Winslow Garage


                                    Natalia Edenmont

Wanted Dead or Alive
Curated by Per Hüttner for LA International
with work by Carlee Fernandez, Natalia Edenmont, and Ivan Fayard

It is often said that the one thing that we know with certainty is that we are going to die. Understanding and acknowledging death is one of the greatest challenges facing each human being. Animals have often been used as metaphors in folklore to address issues that are taboo or difficult to talk about. There are many fables full of cruelty, humour and a directness that is rarely seen in stories depicting human interaction.

Wanted Dead or Alive brings together three culturally diverse artists that use animals in different ways to reveal and address issues that boil with controversy. They all use new technologies or appropriate contemporary phenomena to cast new light on life and death.

Nathalia Edenmont’s photographic portraits of animals are seducing and majestically beautiful.

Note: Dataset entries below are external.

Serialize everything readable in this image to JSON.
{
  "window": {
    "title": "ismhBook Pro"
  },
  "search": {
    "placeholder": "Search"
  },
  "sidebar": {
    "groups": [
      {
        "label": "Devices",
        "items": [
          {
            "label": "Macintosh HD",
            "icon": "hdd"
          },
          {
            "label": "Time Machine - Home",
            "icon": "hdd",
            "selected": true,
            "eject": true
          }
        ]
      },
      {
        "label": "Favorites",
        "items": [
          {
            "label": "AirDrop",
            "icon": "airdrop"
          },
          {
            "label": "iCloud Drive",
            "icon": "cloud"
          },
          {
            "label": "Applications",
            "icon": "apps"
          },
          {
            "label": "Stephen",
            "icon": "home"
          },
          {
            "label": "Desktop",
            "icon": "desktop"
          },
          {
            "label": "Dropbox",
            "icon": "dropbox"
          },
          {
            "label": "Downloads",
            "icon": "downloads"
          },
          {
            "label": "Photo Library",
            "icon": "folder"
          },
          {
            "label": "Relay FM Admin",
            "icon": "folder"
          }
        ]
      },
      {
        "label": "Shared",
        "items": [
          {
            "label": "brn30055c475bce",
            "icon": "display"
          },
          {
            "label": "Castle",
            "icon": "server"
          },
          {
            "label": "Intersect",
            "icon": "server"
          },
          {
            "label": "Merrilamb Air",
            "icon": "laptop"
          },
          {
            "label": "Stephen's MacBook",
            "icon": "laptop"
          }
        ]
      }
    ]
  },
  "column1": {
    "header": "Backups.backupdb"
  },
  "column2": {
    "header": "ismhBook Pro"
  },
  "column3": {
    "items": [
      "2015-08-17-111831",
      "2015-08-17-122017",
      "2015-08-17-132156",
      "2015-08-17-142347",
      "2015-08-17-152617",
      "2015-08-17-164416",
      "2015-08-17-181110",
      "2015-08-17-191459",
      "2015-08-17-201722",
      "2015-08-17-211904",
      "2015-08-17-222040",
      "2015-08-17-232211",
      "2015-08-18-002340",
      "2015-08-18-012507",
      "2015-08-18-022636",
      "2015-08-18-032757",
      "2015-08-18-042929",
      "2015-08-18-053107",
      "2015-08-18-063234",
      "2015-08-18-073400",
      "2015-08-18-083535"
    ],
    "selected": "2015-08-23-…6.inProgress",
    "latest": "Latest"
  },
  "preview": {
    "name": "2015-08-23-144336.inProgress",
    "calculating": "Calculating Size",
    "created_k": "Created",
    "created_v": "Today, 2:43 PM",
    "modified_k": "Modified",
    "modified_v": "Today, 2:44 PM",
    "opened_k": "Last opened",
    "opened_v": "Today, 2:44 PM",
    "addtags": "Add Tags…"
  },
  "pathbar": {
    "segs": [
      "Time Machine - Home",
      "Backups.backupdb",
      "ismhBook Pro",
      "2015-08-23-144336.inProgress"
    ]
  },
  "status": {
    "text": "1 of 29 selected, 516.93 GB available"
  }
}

On closer inspection we become aware that we are staring death in the eye and that it stares back at us. Edenmont was brought up in the former Soviet Union and is since 12 yeas living in Sweden. Her images are metaphors of the hypocrisy of the authoritarian society she was surrounded by in her childhood and the lack of acceptance for the foreign in contemporary Swedish society.

In his “Usurpers Series” French artist Ivan Fayard makes paintings that copy stills from classic Disney movies. In each image Fayard changes a detail, which transposes the fairytale into brute realism incorporating sexuality, vengeance and scatological references. On the one hand Fayard brings back the directness of the Brother’s Grimm stories that Disney moulded his narratives on, where death is real and painful. On the other hand he takes out the inherent anachronism and throws Disney right back into the contemporary.

Los Angeles based artist Carlee Fernandez makes sculptures from dead animals and re-styles them into fashion objects, like bags and functional objects like stepladders or laundry baskets. The objects reveal both how blind we have come to the consumer products around us, but also how far away from the abattoirs that produce the food that we eat.

With the rise of modern medicine and science, death has been removed from the everyday experience. It has moved into the long corridors of enormous hospitals and contested by cryogenics. The meat we buy at Ralph’s or the leather of our Prada shoes no longer come from real animals. They are simply commodities that bring us a moment of distraction from the real stress mortgage payments and social commitments.

Wanted Dead or Alive brings back these discussions and show artists who do not shy away from impertinent questions that titillate and allure.

-Per Hüttner